"When the program was changed to an online format because of the Covid-19 pandemic, I was worried about how we would interact with our instructors, and how the studio work would be completed," Leston said. "Although it has not been the same as if I were there in person, I have learned to make the best of the situation. The weekly assignments have been challenging yet fun, and they are teaching me to think outside the box."
Leston credited the weekly chats with admissions staff to help him settle into the program, learn more about Cornell and AAP, and understand the admissions and portfolio process. "Receiving the award and attending the program has reinforced my desire to pursue a degree in architecture and attend Cornell," he said.
Leston's mentor is Peter Robinson (B.Arch. '98), director of WorkUrban, a New York City–based nonprofit, and board member of BLACKSPACE Urbanist Collective, an interdisciplinary collective with a mission of equity and justice.
"It has been an immensely fulfilling experience to be a mentor to Max," Robinson said. "We share the same exuberance for the study and practice of architecture and equally for Cornell."
Robinson's experience with mentorship and Cornell began in his junior year of high school when he was paired with an alumnus of the College of Human Ecology and the Johnson School. For Robinson, the relationship made attending Cornell more attainable.
"At AAP, my experience with mentorship was pivotal," he said. "At that time, the Office of Minority Educational Affairs under the stewardship of Raymond Dalton, and the Minority Organization of Architecture, Art, and Planning (MOAAP) provided a network of support for Black and Latino students that has remained resilient for more than 20 years."

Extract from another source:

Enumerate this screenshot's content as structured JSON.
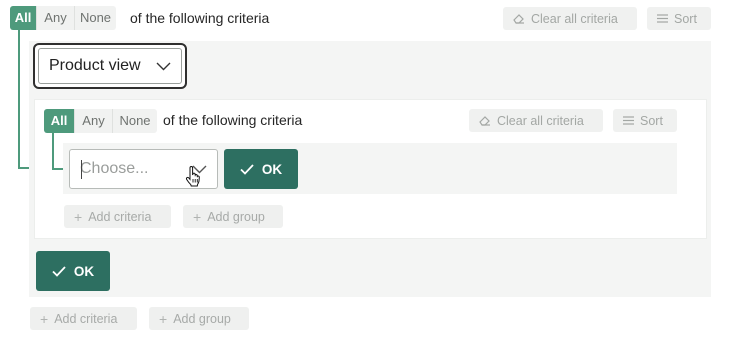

"Max is so much like the students I meet with as an AAP alumni interviewer," added Robinson. "We spent our time sharing, advising, planning, and anticipating. Max's openness to having his assumptions about architecture radically challenged, and his eagerness to invent its potential through creative rigor and thought, are incredibly gratifying to witness."
Leston's TA, Isabel Branas (M.Arch. '20), noted that his interest in architecture comes from a fascination with structures. "Max is thoughtful and meticulously approaches his drawings and models. His ability to listen to criticism and his drive to constantly revise his work allows him to improve every week."
Carroll saw similar improvements among all the summer architecture students, as well as challenges.
"Self-awareness is something I saw increasing in our summer students. They're thinking actively about well-being and will apply that to their futures. The challenges that CFAA students encounter are the same for all the summer program students. The flexibility of the program goes well beyond the CFAA scholars' needs," she said. "It's a pedagogical shift."
In another unexpected shift, the summer program students told Carroll that lectures took on particular importance in the online medium. "They were expecting lectures on history, but what they are learning is about language, industry, diversity of practice, and issues in architecture."
Despite the challenges, the 2020 CFAA cohort in the summer architecture program was fully engaged — benefitting in myriad ways from their scholarships and their classes. This is perhaps especially relevant in the current climate of pandemic, political upheaval, and calls for racial justice.
"AAP is giving CFAA students access to resources and equipping them with skills that will help them in their senior year of high school, on to college, and into the future," Carroll said.
Thisted underscored the enduring value of connection through mentorship.
"The students are helped to see how others have navigated career choices, and mentorship opens their eyes to the wide range of applications of a design education," he said. "I really appreciate the opportunity to meet these students so early on in their path and hope to have the opportunity to stay in touch with them as they move forward."
By Patti Witten